• [About this exercise]
Extract every record, exactly as written, and ignore the pictures.

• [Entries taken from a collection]
───
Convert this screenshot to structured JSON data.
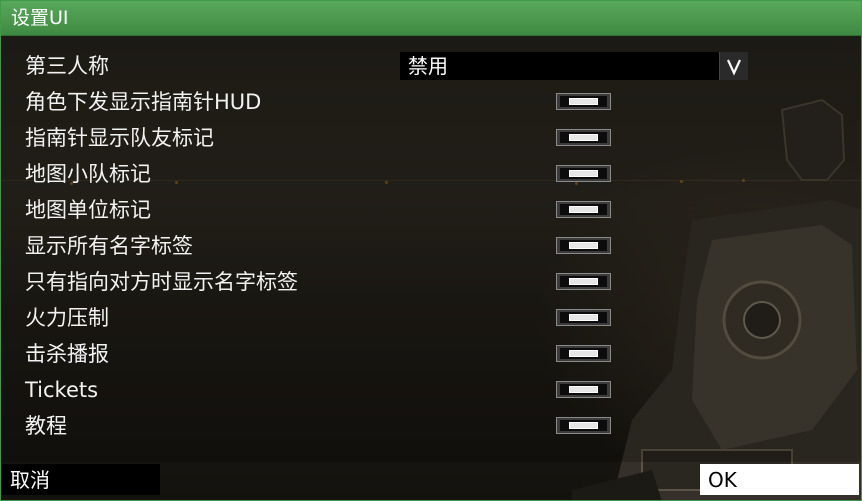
{
  "window": {
    "title": "设置UI"
  },
  "settings": {
    "third_person": {
      "label": "第三人称",
      "value": "禁用"
    },
    "toggles": [
      {
        "label": "角色下发显示指南针HUD"
      },
      {
        "label": "指南针显示队友标记"
      },
      {
        "label": "地图小队标记"
      },
      {
        "label": "地图单位标记"
      },
      {
        "label": "显示所有名字标签"
      },
      {
        "label": "只有指向对方时显示名字标签"
      },
      {
        "label": "火力压制"
      },
      {
        "label": "击杀播报"
      },
      {
        "label": "Tickets"
      },
      {
        "label": "教程"
      }
    ]
  },
  "footer": {
    "cancel_label": "取消",
    "ok_label": "OK"
  },
  "icons": {
    "dropdown": "chevron-down-icon"
  },
  "colors": {
    "titlebar": "#4f9d52",
    "select_bg": "#000000",
    "ok_bg": "#ffffff",
    "cancel_bg": "#000000"
  }
}
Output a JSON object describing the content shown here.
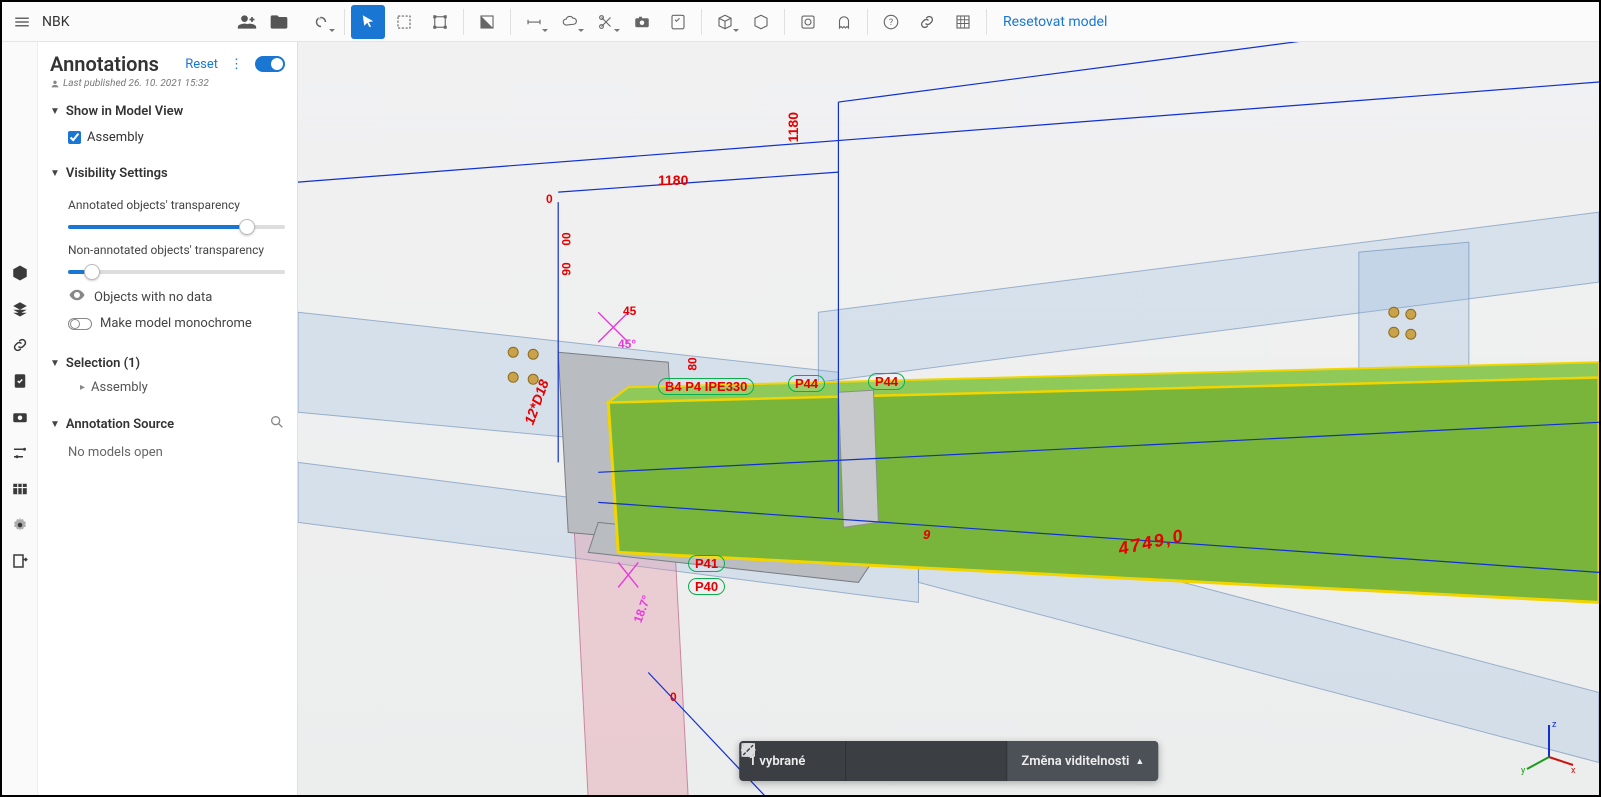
{
  "project": {
    "name": "NBK"
  },
  "toolbar": {
    "reset_model": "Resetovat model"
  },
  "panel": {
    "title": "Annotations",
    "reset": "Reset",
    "last_published": "Last published 26. 10. 2021 15:32",
    "show_in_model_view": "Show in Model View",
    "assembly": "Assembly",
    "visibility_settings": "Visibility Settings",
    "annotated_transparency": "Annotated objects' transparency",
    "annotated_transparency_value": 85,
    "non_annotated_transparency": "Non-annotated objects' transparency",
    "non_annotated_transparency_value": 8,
    "objects_no_data": "Objects with no data",
    "monochrome": "Make model monochrome",
    "selection": "Selection (1)",
    "selection_sub": "Assembly",
    "annotation_source": "Annotation Source",
    "no_models_open": "No models open"
  },
  "status": {
    "selected": "1 vybrané",
    "visibility": "Změna viditelnosti"
  },
  "model_labels": {
    "dim_1180_h": "1180",
    "dim_1180_v": "1180",
    "dim_4749": "4749,0",
    "lbl_12d18": "12*D18",
    "lbl_ipe330": "B4 P4 IPE330",
    "lbl_p44a": "P44",
    "lbl_p44b": "P44",
    "lbl_p41": "P41",
    "lbl_p40": "P40",
    "lbl_45": "45",
    "lbl_45deg": "45°",
    "lbl_80": "80",
    "lbl_90v": "90",
    "lbl_00v": "00",
    "lbl_0top": "0",
    "lbl_0bot": "0",
    "lbl_arrow9": "9",
    "lbl_187": "18.7°"
  },
  "gizmo": {
    "x": "x",
    "y": "y",
    "z": "z"
  }
}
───
• [Result for this exercise]
Convert this screenshot to structured JSON data.
{
  "window": {
    "title": "设置UI"
  },
  "settings": {
    "third_person": {
      "label": "第三人称",
      "value": "禁用"
    },
    "toggles": [
      {
        "label": "角色下发显示指南针HUD"
      },
      {
        "label": "指南针显示队友标记"
      },
      {
        "label": "地图小队标记"
      },
      {
        "label": "地图单位标记"
      },
      {
        "label": "显示所有名字标签"
      },
      {
        "label": "只有指向对方时显示名字标签"
      },
      {
        "label": "火力压制"
      },
      {
        "label": "击杀播报"
      },
      {
        "label": "Tickets"
      },
      {
        "label": "教程"
      }
    ]
  },
  "footer": {
    "cancel_label": "取消",
    "ok_label": "OK"
  },
  "icons": {
    "dropdown": "chevron-down-icon"
  },
  "colors": {
    "titlebar": "#4f9d52",
    "select_bg": "#000000",
    "ok_bg": "#ffffff",
    "cancel_bg": "#000000"
  }
}
Output a JSON object describing the content shown here.
{
  "project": {
    "name": "NBK"
  },
  "toolbar": {
    "reset_model": "Resetovat model"
  },
  "panel": {
    "title": "Annotations",
    "reset": "Reset",
    "last_published": "Last published 26. 10. 2021 15:32",
    "show_in_model_view": "Show in Model View",
    "assembly": "Assembly",
    "visibility_settings": "Visibility Settings",
    "annotated_transparency": "Annotated objects' transparency",
    "annotated_transparency_value": 85,
    "non_annotated_transparency": "Non-annotated objects' transparency",
    "non_annotated_transparency_value": 8,
    "objects_no_data": "Objects with no data",
    "monochrome": "Make model monochrome",
    "selection": "Selection (1)",
    "selection_sub": "Assembly",
    "annotation_source": "Annotation Source",
    "no_models_open": "No models open"
  },
  "status": {
    "selected": "1 vybrané",
    "visibility": "Změna viditelnosti"
  },
  "model_labels": {
    "dim_1180_h": "1180",
    "dim_1180_v": "1180",
    "dim_4749": "4749,0",
    "lbl_12d18": "12*D18",
    "lbl_ipe330": "B4 P4 IPE330",
    "lbl_p44a": "P44",
    "lbl_p44b": "P44",
    "lbl_p41": "P41",
    "lbl_p40": "P40",
    "lbl_45": "45",
    "lbl_45deg": "45°",
    "lbl_80": "80",
    "lbl_90v": "90",
    "lbl_00v": "00",
    "lbl_0top": "0",
    "lbl_0bot": "0",
    "lbl_arrow9": "9",
    "lbl_187": "18.7°"
  },
  "gizmo": {
    "x": "x",
    "y": "y",
    "z": "z"
  }
}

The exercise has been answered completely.